It read as a bash Fez for no reason emotional attack. Rather than calm me down, maybe think I’d over-reacted, it just made me feel more angry. So, I commented with a fairly inflammatory response. Go read his post first, and the “me too” comments; no doubt by now others may have sprung to defend him. Maybe they’re right, but something about this article is not right. Anyway, in case my reply has gone to moderator’s hell, here below is my comment on his article reproduced.

Like a previous poster, I’m going to quote this:

“But Gomez’s smile is empty and hollow. It is less a naive expression of nostalgia than it is a simpering, mincing appeal. He has nothing else to say, so he just grins.”

but not in order to praise the author. More than anything else, this piece of rhetoric belies the fact that this is a one dimensional opinion piece, playing on the topicality of attacking what is currently getting (undeserved?) praise. It’s not big, and it’s not clever. It’s just the first to burst the Fez hype balloon; like the mainstream media’s habit of building up, then tearing down people through the currency of celebrity.
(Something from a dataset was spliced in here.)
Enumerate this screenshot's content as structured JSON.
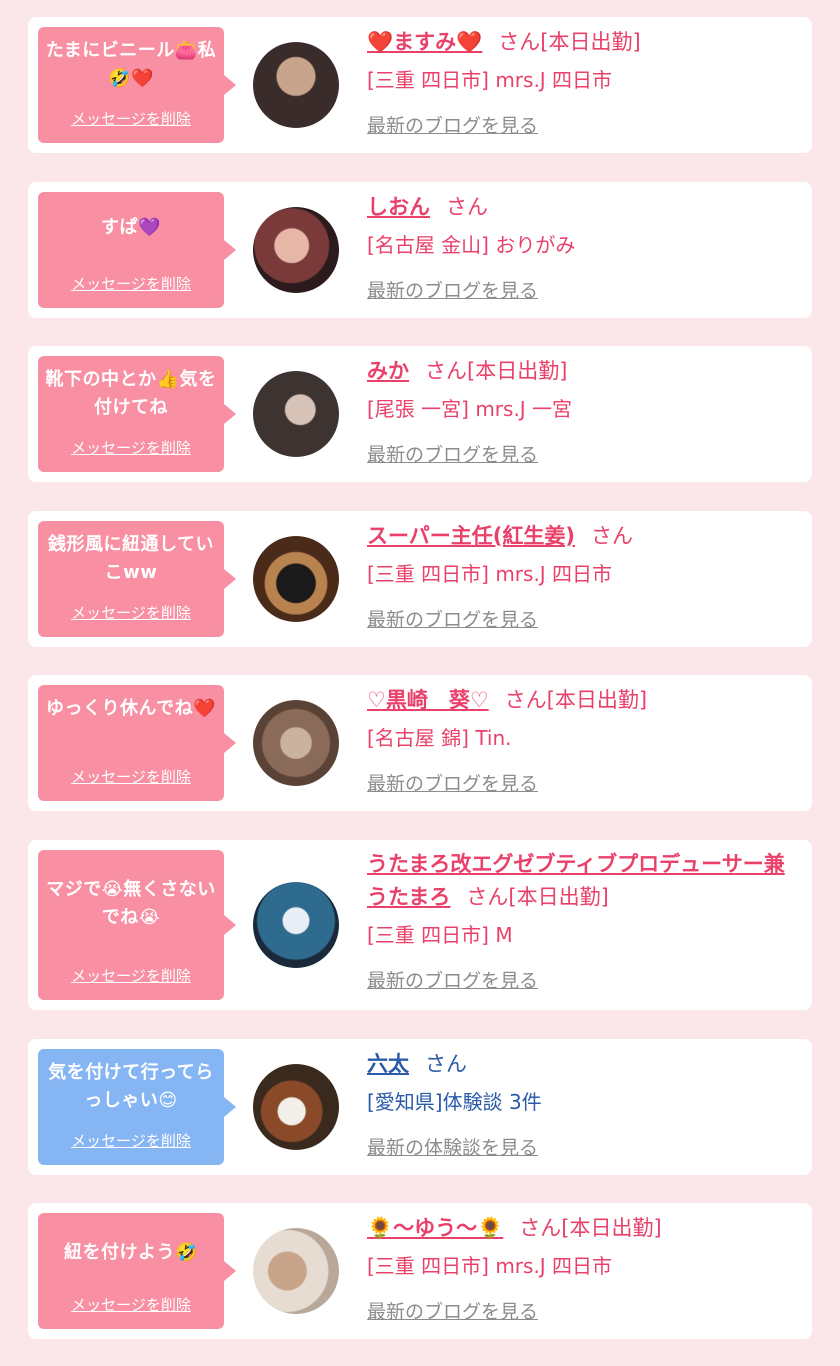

The overwhelming (if temporary) love fest (fezt?) that is the specialist game journalism coverage of this long awaited Fish product is as much his creation as the game itself; wheels within wheels of viral marketing that shows a credible awareness of the culture of game and how its members can be manipulated. However, if people are happy to be gently massaged, or creatively led through a series of superficial mysteries, who are we to judge. It just makes Fish’s achievement that much more canny. This isn’t shallow propaganda, it’s effective and clever marketing.

The author introduces the idea of “smart” indie games without justification, then straw man argues against his own categorisation as judgemental, then states that all video games would not stand up to Ballet, should we slip down the slope of cultural comparison.


Most reviews of Fez appear to be joyful description of play, rather than actual critique – for example http://www.critical-gaming.com/blog/2012/5/16/the-dimensions-of-fez.html – but this article presents itself as a critique:
@dangolding: I did not like Fez. Here’s why: http://t.co/BpgRchAh

@DoctorMikeReddy: @dangolding ok, but what next. Your piece starts but doesn’t end. Where should we go?

@dangolding: @DoctorMikeReddy Well, it’s a critique, not a manifesto. I don’t want to dictate directions so much as analyze current trends.
*** Twitter ***

However, there is no meaningful analysis or identification of trends. It just resorts to a superficial description of what it describes as nostalgia, namely jumping and rotating, which doesn’t “say” anything.

Phil Fish doesn’t need to say anything; given his recent GDC running off at the mouth, this is probably a good thing. However, he maybe does need to “work the room” to make sales – something we should openly debate – and this he has done with remarkable success. To attack elements of the game instead of debating Fish’s multi-pronged technique to build interest in a long in the tooth product, just comes across as jealousy. Perhaps Dan resents the effectiveness of this manipulation, as I can’t see any other reasonable explanation for the vitriol. I can understand this, if it is accurate, but let’s call a spade a spade. Fez encourages a sense of (often bewildering) exploration, both within and without the game. A depth Dan’s article would do well to emulate.